They made the call on Wednesday in Abuja at the linkage Meeting for Child Rights Implementation Committees (CRICs), in the FCT Abuja organized by ActionAid Nigeria (AAN) in partnership with European Union (EU) and the Ministry of Women Affairs.
The Co-chair of National Child Rights Implementation Committee (NCRIC), Dr. MacJohn Nwaobiala, lament the continuous abuse of children in the country including by learned or educated Nigerians.
He noted that Nigeria must addressed the challenge of having the highest number of out-of-school children in the world.
“I am not satisfied with the way children are being taken care of in this country. There are four pillars of rights for children; survival, protection, dissipation, and all these areas are not being thoroughly implemented in Nigeria,” Nwaobiala, a retired federal permanent secretary said.

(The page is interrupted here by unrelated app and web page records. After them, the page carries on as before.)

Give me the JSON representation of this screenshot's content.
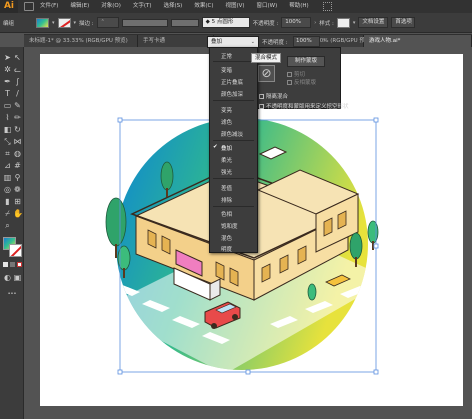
{
  "app": {
    "logo": "Ai"
  },
  "menu": [
    "文件(F)",
    "编辑(E)",
    "对象(O)",
    "文字(T)",
    "选择(S)",
    "效果(C)",
    "视图(V)",
    "窗口(W)",
    "帮助(H)"
  ],
  "control_bar": {
    "object_label": "编组",
    "stroke_label": "描边 :",
    "stroke_dot": "◆",
    "brush_value": "5 点圆形",
    "opacity_label": "不透明度 :",
    "opacity_value": "100%",
    "style_label": "样式 :",
    "doc_settings_label": "文档设置",
    "prefs_label": "首选项"
  },
  "tabs": [
    {
      "label": "未标题-1* @ 33.33% (RGB/GPU 预览)",
      "active": false
    },
    {
      "label": "手写卡通",
      "active": false
    },
    {
      "label": "@ 50% (RGB/GPU 预览)",
      "active": true
    },
    {
      "label": "游戏人物.ai*",
      "active": false
    }
  ],
  "blend_mode": {
    "current": "叠加",
    "chevron": "⌄",
    "opacity_label": "不透明度 :",
    "opacity_value": "100%",
    "arrow": "›"
  },
  "blend_menu": {
    "groups": [
      [
        "正常"
      ],
      [
        "变暗",
        "正片叠底",
        "颜色加深"
      ],
      [
        "变亮",
        "滤色",
        "颜色减淡"
      ],
      [
        "叠加",
        "柔光",
        "强光"
      ],
      [
        "差值",
        "排除"
      ],
      [
        "色相",
        "饱和度",
        "混色",
        "明度"
      ]
    ],
    "selected": "叠加",
    "check": "✔"
  },
  "transparency_panel": {
    "tooltip": "混合模式",
    "make_mask": "制作蒙版",
    "no_sign": "⊘",
    "clip_label": "剪切",
    "invert_label": "反相蒙版",
    "isolate_label": "隔离混合",
    "knockout_label": "挖空组",
    "opacity_mask_label": "不透明度和蒙版用来定义挖空形状"
  },
  "colors": {
    "circle_gradient": [
      "#0d86d4",
      "#2fb88f",
      "#e7e23c"
    ],
    "accent": "#f29a1f"
  },
  "tool_icons": [
    "selection-arrow-icon",
    "direct-selection-icon",
    "magic-wand-icon",
    "lasso-icon",
    "pen-icon",
    "curvature-icon",
    "type-icon",
    "line-icon",
    "rectangle-icon",
    "paintbrush-icon",
    "shaper-icon",
    "pencil-icon",
    "eraser-icon",
    "rotate-icon",
    "scale-icon",
    "width-icon",
    "free-transform-icon",
    "shape-builder-icon",
    "perspective-icon",
    "mesh-icon",
    "gradient-icon",
    "eyedropper-icon",
    "blend-icon",
    "symbol-sprayer-icon",
    "graph-icon",
    "artboard-icon",
    "slice-icon",
    "hand-icon",
    "zoom-icon"
  ],
  "toolbar_extra": {
    "more_tools": "•••"
  }
}
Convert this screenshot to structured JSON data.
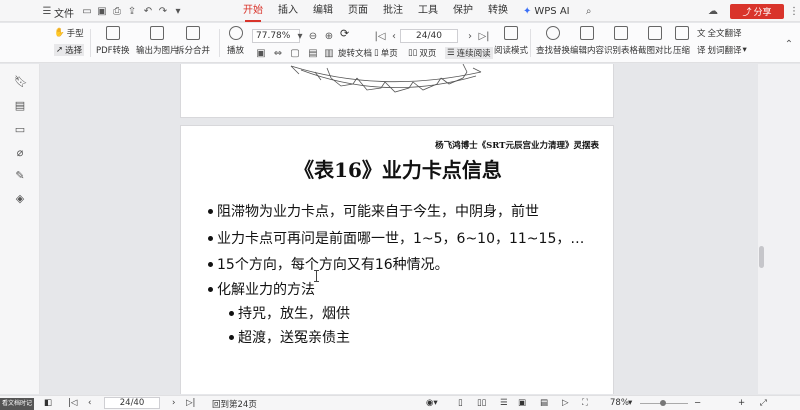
{
  "menubar": {
    "file_label": "文件",
    "tabs": [
      "开始",
      "插入",
      "编辑",
      "页面",
      "批注",
      "工具",
      "保护",
      "转换"
    ],
    "active_tab": "开始",
    "wps_ai_label": "WPS AI",
    "share_label": "分享"
  },
  "ribbon": {
    "hand_label": "手型",
    "select_label": "选择",
    "pdf_convert_label": "PDF转换",
    "export_image_label": "输出为图片",
    "split_merge_label": "拆分合并",
    "play_label": "播放",
    "zoom_value": "77.78%",
    "rotate_label": "旋转文档",
    "single_page_label": "单页",
    "double_page_label": "双页",
    "continuous_label": "连续阅读",
    "read_mode_label": "阅读模式",
    "page_value": "24/40",
    "find_replace_label": "查找替换",
    "edit_content_label": "编辑内容",
    "recognize_table_label": "识别表格",
    "screenshot_compare_label": "截图对比",
    "compress_label": "压缩",
    "full_translate_label": "全文翻译",
    "word_translate_label": "划词翻译"
  },
  "page": {
    "header": "杨飞鸿博士《SRT元辰宫业力清理》灵摆表",
    "title": "《表16》业力卡点信息",
    "bullets": [
      "阻滞物为业力卡点，可能来自于今生，中阴身，前世",
      "业力卡点可再问是前面哪一世，1~5，6~10，11~15，…",
      "15个方向，每个方向又有16种情况。",
      "化解业力的方法"
    ],
    "sub_bullets": [
      "持咒，放生，烟供",
      "超渡，送冤亲债主"
    ]
  },
  "statusbar": {
    "page_value": "24/40",
    "return_label": "回到第24页",
    "zoom_label": "78%",
    "thumbnail_text": "看文档时记录笔记"
  }
}
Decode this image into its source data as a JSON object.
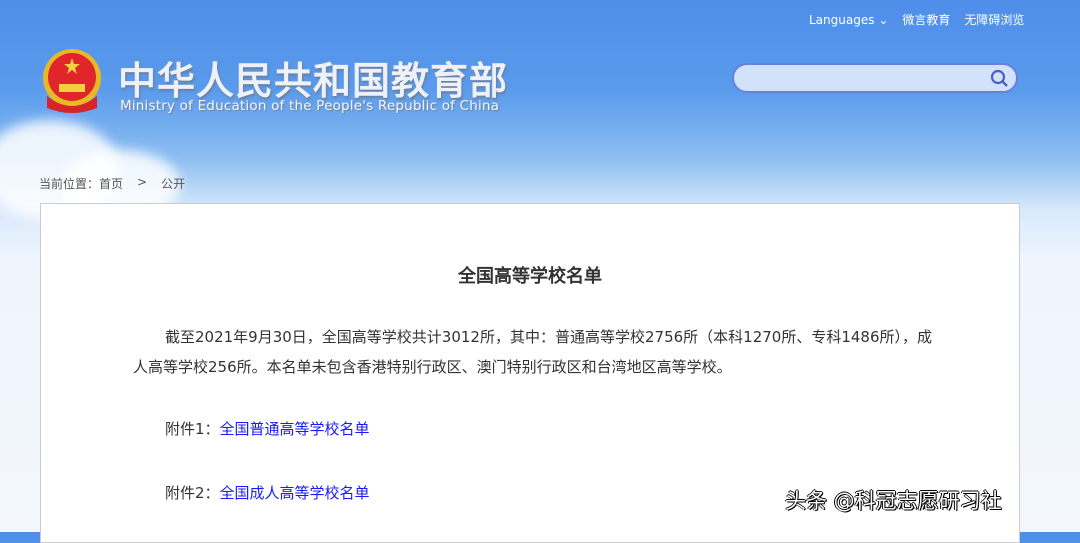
{
  "header": {
    "title_cn": "中华人民共和国教育部",
    "title_en": "Ministry of Education of the People's Republic of China",
    "nav": {
      "languages": "Languages",
      "weiyan": "微言教育",
      "accessibility": "无障碍浏览"
    },
    "search": {
      "placeholder": ""
    }
  },
  "breadcrumb": {
    "label": "当前位置：",
    "home": "首页",
    "separator": ">",
    "current": "公开"
  },
  "article": {
    "title": "全国高等学校名单",
    "paragraph": "截至2021年9月30日，全国高等学校共计3012所，其中：普通高等学校2756所（本科1270所、专科1486所），成人高等学校256所。本名单未包含香港特别行政区、澳门特别行政区和台湾地区高等学校。",
    "attachments": [
      {
        "label": "附件1：",
        "link": "全国普通高等学校名单"
      },
      {
        "label": "附件2：",
        "link": "全国成人高等学校名单"
      }
    ]
  },
  "watermark": "头条 @科冠志愿研习社"
}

He said there are lots of abuses of children across the country, including where one don’t expect children to be abused, especially in settings where the educated are perpetrators of such acts.
He said, “Look at the situation of the house-boys and house-girls people have in their homes, children on the streets, Nigeria has the highest number of out-of-school children globally, and also children are raped and abused, and there is a lot to be done, and it calls for a concern.”
He said government alone should not be left to address this issue but NGOs, traditional leaders, community members, religious organizations, and media should play active role to stem the tide and give children the needed protection as they are the building blocks of the society and its future.
Speaking earlier, the Programme Advisor, ActionAid Nigeria, Mr. Ubong Tommy, said there are identified challenges that brought about the meeting which include violence against children, cultural practices that endanger the lives of children, infanticide in and around FCT and other kinds of abuses against children.
He said that the objective of the meeting is to strengthen the capacity of the CRICs in Abaji, Abuja Municipal Area Council (AMAC), Kwali, Kuje, and Gwagwalada area councils to carry out their case management function, raise awareness on the Child Right Act 2003; provide a forum that brings together all CRICs across FCT.
He said the meeting was also aimed at building capacity of existing and newly formed CRIC on their roles and responsibilities; increase accountability for the protection of children in the FCT; and promote referrals.
“A meeting like this gives us the opportunity to bring all the various strata of this committee from the local, state, and national level together to be able to first of all share learning, information and bring up the issues hoping that the government officials, major stakeholders that are here will take up these issues.
“We believe that if this committee that is backed by Child Rights Act of 2003 is allowed to function effectively it will have a very positive impact on our fight to protect children in Nigeria,” Tommy said.
He said the meeting was strategically organised and targeted towards very key individuals in the FCT that can off-take the issues of children in the various FCT communities, and report them to the appropriate authority for action.
He noted that Nigeria is mandated to prepare certain documents as report to the African Union (AU), and a meeting like this will provide is needed to make those kinds of reports in order to get the desired attention expected.